Walter Crane was an English book illustrator and artist best known for his colorful children’s nursery motifs that later influenced similar works within the genre. Crane trained under the artist John Ruskin and William James Linton – the head of one of England’s exemplary printing and engraving companies, from 1859 to 62. Born in Liverpool on the 15th of August, 1845, Crane exhibited his creation, The Lady of Shalott, in 1862 at the Royal Academy. Crane started to work on illustrated books of fairy tales and nursery rhymes in 1865. Crane died on March 14, 1915 in West Sussex, three months after his wife, Mary Frances Crane, was found dead on the railway tracks near Ashford Kent.
What Does Walter Crane Illustrate About?
Walter Crane illustrated children in garden motifs as well as stained glass window designs, pottery, and textile designs. Crane’s illustrations are vivid and detailed, some of which have been described as surreal. Crane’s style is distinct and was evidently influenced by wood engravers from the medieval period.
Who Was Walter Crane Influenced By?
Walter Crane was influenced by Japanese prints’ decorative compositions. Crane also used English Gothic as one of his inspirations as he saw the style as a period in history where artists considered themselves as craftsmen, in the same way that craftsmen considered themselves as artists.
What Art Movement Is Walter Crane Associated With?
The art movements Walter Crane was associated with were the Art Nouveau and Arts and Crafts. Crane’s textile and wallpaper creations reflected Art Nouveau while his decorative compositions – specifically his flat Japanese print images – showed deep perspective and presented the fashions of the aesthetic Arts and Crafts movement.
Walter Crane Artwork
Walter Crane was known for his exuberant approach to art. Besides illustrations, he also made ceramic design work such as pots, vases, and tiles. Below are a few are his creations.
“The Aventine from the Palatine”
“The Mirror of Venus”
“The Faerie Queene”
“The Sleeping Beauty”
“The Hare and the Tortoise”
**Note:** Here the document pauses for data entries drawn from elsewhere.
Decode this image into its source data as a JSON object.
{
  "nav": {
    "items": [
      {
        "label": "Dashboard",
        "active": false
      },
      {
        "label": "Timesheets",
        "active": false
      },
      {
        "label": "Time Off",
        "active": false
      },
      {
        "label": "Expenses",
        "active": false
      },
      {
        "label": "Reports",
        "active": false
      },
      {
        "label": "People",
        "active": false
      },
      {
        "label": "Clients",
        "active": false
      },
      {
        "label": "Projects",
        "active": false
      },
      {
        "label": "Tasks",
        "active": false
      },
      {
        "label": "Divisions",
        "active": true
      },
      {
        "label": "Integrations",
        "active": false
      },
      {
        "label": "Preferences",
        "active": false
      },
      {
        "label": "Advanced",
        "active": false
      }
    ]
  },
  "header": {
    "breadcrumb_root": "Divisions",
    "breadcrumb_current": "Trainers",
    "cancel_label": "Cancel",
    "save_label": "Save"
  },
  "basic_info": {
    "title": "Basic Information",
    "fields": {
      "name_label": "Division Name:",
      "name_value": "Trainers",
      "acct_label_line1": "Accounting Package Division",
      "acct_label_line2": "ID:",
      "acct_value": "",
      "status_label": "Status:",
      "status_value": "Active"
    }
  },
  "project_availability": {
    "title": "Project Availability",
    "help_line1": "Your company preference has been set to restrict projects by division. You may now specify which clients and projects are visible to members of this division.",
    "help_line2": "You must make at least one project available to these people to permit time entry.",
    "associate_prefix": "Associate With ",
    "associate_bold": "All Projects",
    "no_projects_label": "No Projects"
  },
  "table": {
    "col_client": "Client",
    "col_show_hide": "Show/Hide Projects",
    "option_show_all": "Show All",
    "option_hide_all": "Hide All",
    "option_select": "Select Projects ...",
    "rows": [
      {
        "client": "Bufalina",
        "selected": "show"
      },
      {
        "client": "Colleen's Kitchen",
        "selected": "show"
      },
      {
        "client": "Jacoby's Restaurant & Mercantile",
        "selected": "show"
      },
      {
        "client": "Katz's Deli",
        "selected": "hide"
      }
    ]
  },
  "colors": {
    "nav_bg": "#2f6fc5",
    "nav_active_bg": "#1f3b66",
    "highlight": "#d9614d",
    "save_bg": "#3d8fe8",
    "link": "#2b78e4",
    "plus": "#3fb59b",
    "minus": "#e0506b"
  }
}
“Beauty and the Beast”
“The Renascence of Venus”
“La Primavera (Spring)”
“Diana and Endymion”
“The Frog Prince and other stories”
“Europe, Asia, Africa”
“The Triumph of Spring”